Ganesha's Sweet Tooth

* Read * Ganeshas Sweet Tooth by Emily Haynes, Sanjay Patel ↠ eBook or Kindle ePUB. Ganeshas Sweet Tooth Im glad to have different cultures stories in my sons library according to Lori. i suspected, but didnt know for sure, that this was a cultural legend until I read the note at the end of the book. Im glad to have different cultures stories in my sons library! Overall, I like the message of the story, but the way its presented here is pretty uninspiring and likely doesnt do the original legend justice. But the illustrations-- some of my favorite Ive ever seen! Bright, geometric, somew

Ganesha's Sweet Tooth

Author :
Rating : 4.18 (829 Votes)
Asin : 1452103623
Format Type : paperback
Number of Pages : 40 Pages
Publish Date : 2016-03-09
Language : English

DESCRIPTION:

The bold, bright colors of India leap right off the page in this fresh and funny picture book retelling (with a twist) of how Ganesha came to help write the epic poem of Hindu literature, the Mahabharata. Ganesha is just like any other kid, except that he has the head of an elephant and rides around on a magical mouse. And he loves sweets, especially the traditional dessert laddoo. But when Ganesha insists on biting into a super jumbo jawbreaker laddoo, his tusk breaks off! Ganesha is terribly upset, but with the help of the wise poet Vyasa, and his friend Mr. Mouse, he learns that what seems broken can actually be quite useful after all. With vibrant, graphic illustrations, expressive characters, and offbeat humor, this is a wonderfully inventive rendition of a classic tale.

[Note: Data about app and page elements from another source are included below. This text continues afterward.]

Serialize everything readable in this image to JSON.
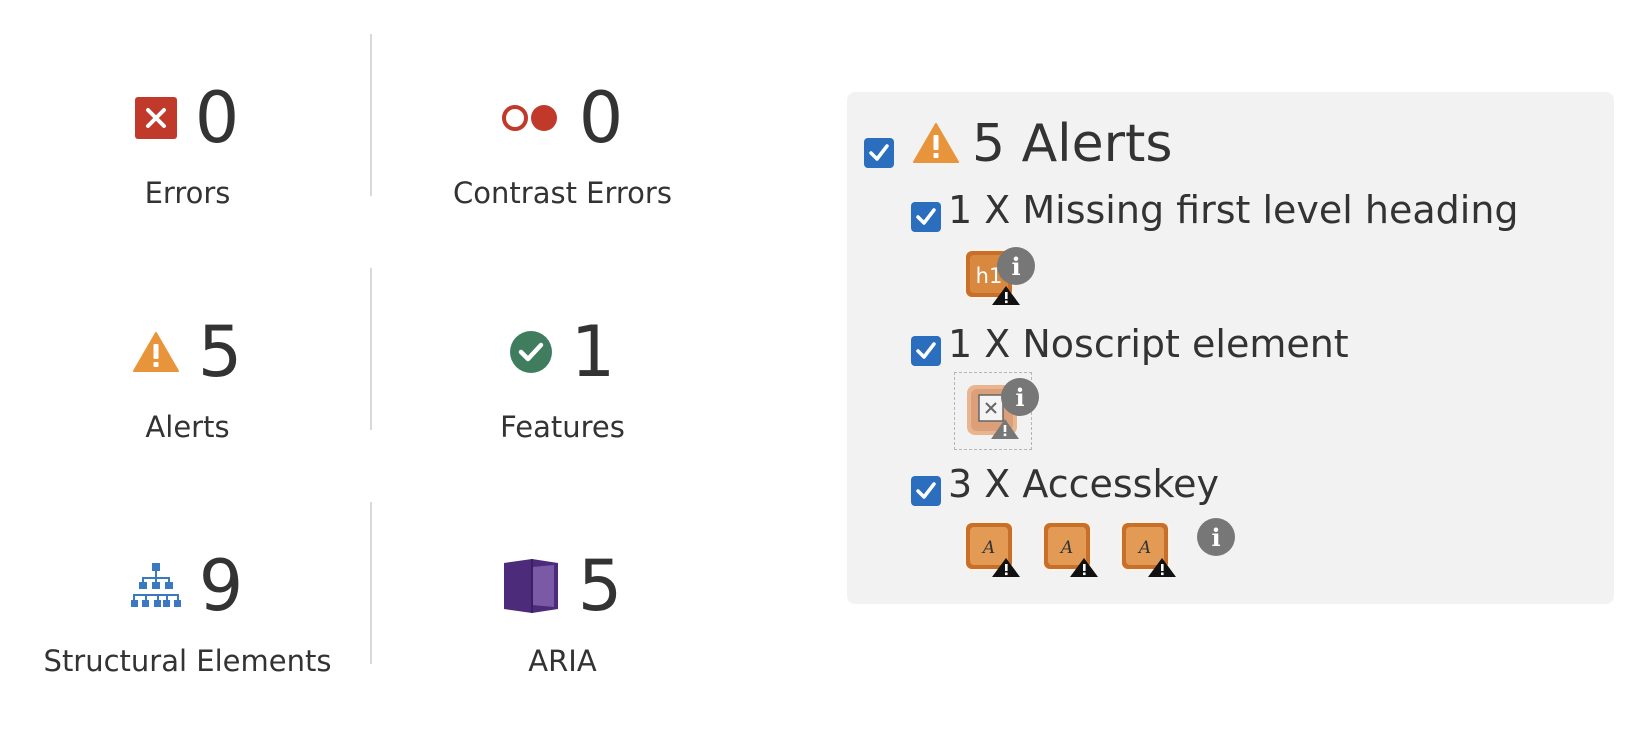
{
  "summary": {
    "errors": {
      "count": "0",
      "label": "Errors",
      "icon": "error-x-icon",
      "color": "#c0392b"
    },
    "contrast_errors": {
      "count": "0",
      "label": "Contrast Errors",
      "icon": "contrast-icon",
      "color": "#c0392b"
    },
    "alerts": {
      "count": "5",
      "label": "Alerts",
      "icon": "warning-triangle-icon",
      "color": "#e8943a"
    },
    "features": {
      "count": "1",
      "label": "Features",
      "icon": "check-circle-icon",
      "color": "#3f7d5e"
    },
    "structural": {
      "count": "9",
      "label": "Structural Elements",
      "icon": "hierarchy-icon",
      "color": "#3b78c2"
    },
    "aria": {
      "count": "5",
      "label": "ARIA",
      "icon": "aria-cube-icon",
      "color": "#4b2b7a"
    }
  },
  "alerts_panel": {
    "title": "5 Alerts",
    "checked": true,
    "items": [
      {
        "label": "1 X Missing first level heading",
        "checked": true,
        "thumbs": [
          "h1"
        ]
      },
      {
        "label": "1 X Noscript element",
        "checked": true,
        "thumbs": [
          "noscript"
        ]
      },
      {
        "label": "3 X Accesskey",
        "checked": true,
        "thumbs": [
          "A",
          "A",
          "A"
        ]
      }
    ],
    "info_glyph": "i"
  },
  "colors": {
    "checkbox": "#2a6ebd",
    "panel_bg": "#f2f2f2",
    "alert_orange": "#c8702a",
    "text": "#333333"
  }
}
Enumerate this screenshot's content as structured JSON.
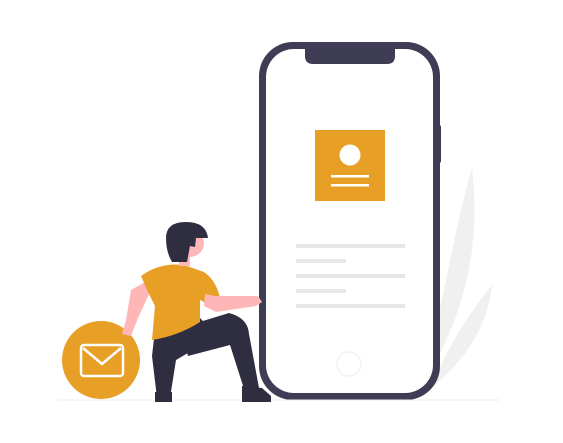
{
  "colors": {
    "accent": "#E89F25",
    "phone_frame": "#3F3D56",
    "skin": "#FFB6B6",
    "hair": "#2F2E41",
    "pants": "#2F2E41",
    "placeholder_lines": "#E6E6E6",
    "leaves": "#F0F0F0",
    "white": "#FFFFFF"
  },
  "icons": {
    "profile_card": "user-profile-icon",
    "mail_badge": "envelope-icon",
    "home_button": "home-button-icon"
  }
}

He is furious and bitterly ashamed until he meets Vyasa the poet, who needs the tusk to write his poem, which is so long that “all the pens in the world would break before it is done.” So Ganesha helps the poet and uses his tusk to write the 100,000 verses of a story, which turns out to be so beautiful he even forgets about sweets. Here Ganesha is “just like any other kid” except that he has an elephant’s head, and vividly colored pictures show him cruising around on a magical mouse. Grades 1-3. --Hazel Rochman . Blending computer graphics with traditional images, the intricate, stylized illustrations may be best suited for grade-schoolers, who will enjoy the story’s turnarounds and focus on luscious sweets, and many will be ready for the clas

"I'm glad to have different cultures' stories in my son's library" according to Lori. i suspected, but didn't know for sure, that this was a cultural legend until I read the note at the end of the book. I'm glad to have different cultures' stories in my son's library! Overall, I like the message of the story, but the way it's presented here is pretty uninspiring and likely doesn't do the original legend justice. But the illustrations-- some of my favorite I've ever seen! Bright, geometric, somewhat abstract. I'll fo. "Super cute" according to Vi Synster. Very cute story and amazing illustrations.. Great for Children! Very cute illustrations and well written children's book

His modern interpretations of Hindu epics have been exhibited at the San Francisco Asian Art Museum. He lives in Oakland, California.Emily Haynes is an editor by day, specializing in entertainment and humor titles, and a children's writer by night. She lives in Oakland, California. Sanjay is also the creator of Ramayana: Divine Loophole, The Big Poster Book of Hindu Deities, and The Little Book of Hindu Deities. In her spare time she can often be found up to her elbows